    I do recommend

    I enjoyed reading this book, although it is rather light read,
    good for a rainy day, or just to fill in between other serious reading.

    2 out of 2 people found this review helpful.

    Was this review helpful? Yes  No   Report this review
  • Anonymous

    Posted May 13, 2000

    Bradford has gone downhill

    I very much enjoy Bradford's older books, especially the Emma Hart series (A Woman of Substance). It seems as if her newer work doesn't have as much time or thought put into it. This book was boring & completely predictable. To me, it read more like a short story in a magazine.

    2 out of 2 people found this review helpful.

    Was this review helpful? Yes  No   Report this review
  • Anonymous

    Posted March 7, 2009

    No text was provided for this review.

  • Anonymous

    Posted July 15, 2011

    No text was provided for this review.

  • Anonymous

    Posted June 11, 2013

    No text was provided for this review.

  • Anonymous

    Posted September 11, 2011

    No text was provided for this review.

  • Anonymous

    Posted July 27, 2010

    No text was provided for this review.

  • Anonymous

    Posted July 18, 2013

    No text was provided for this review.

Sort by: Showing all of 8 Customer Reviews

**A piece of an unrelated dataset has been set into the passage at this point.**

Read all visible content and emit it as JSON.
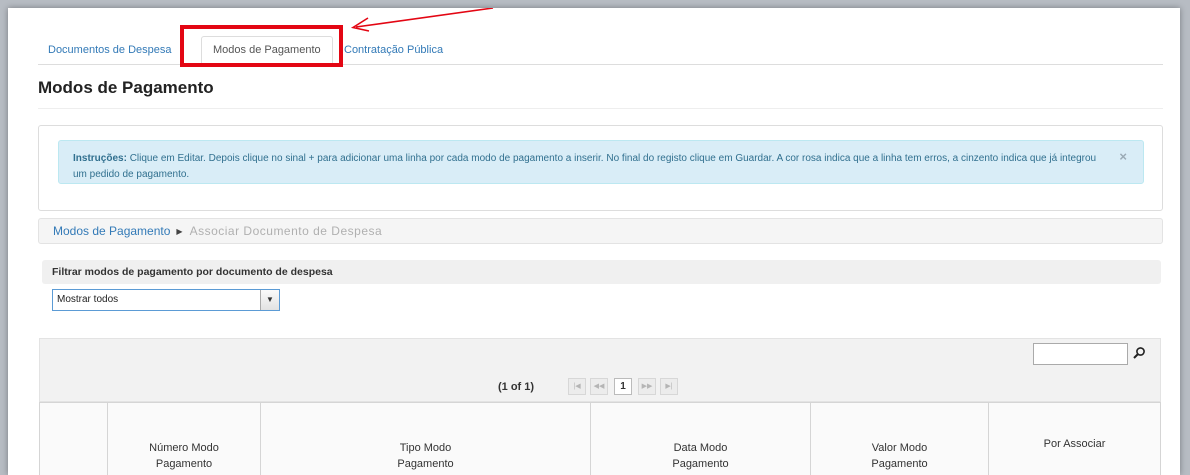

If you find inappropriate content, please report it to Barnes & Noble
Why is this product inappropriate?
Comments (optional)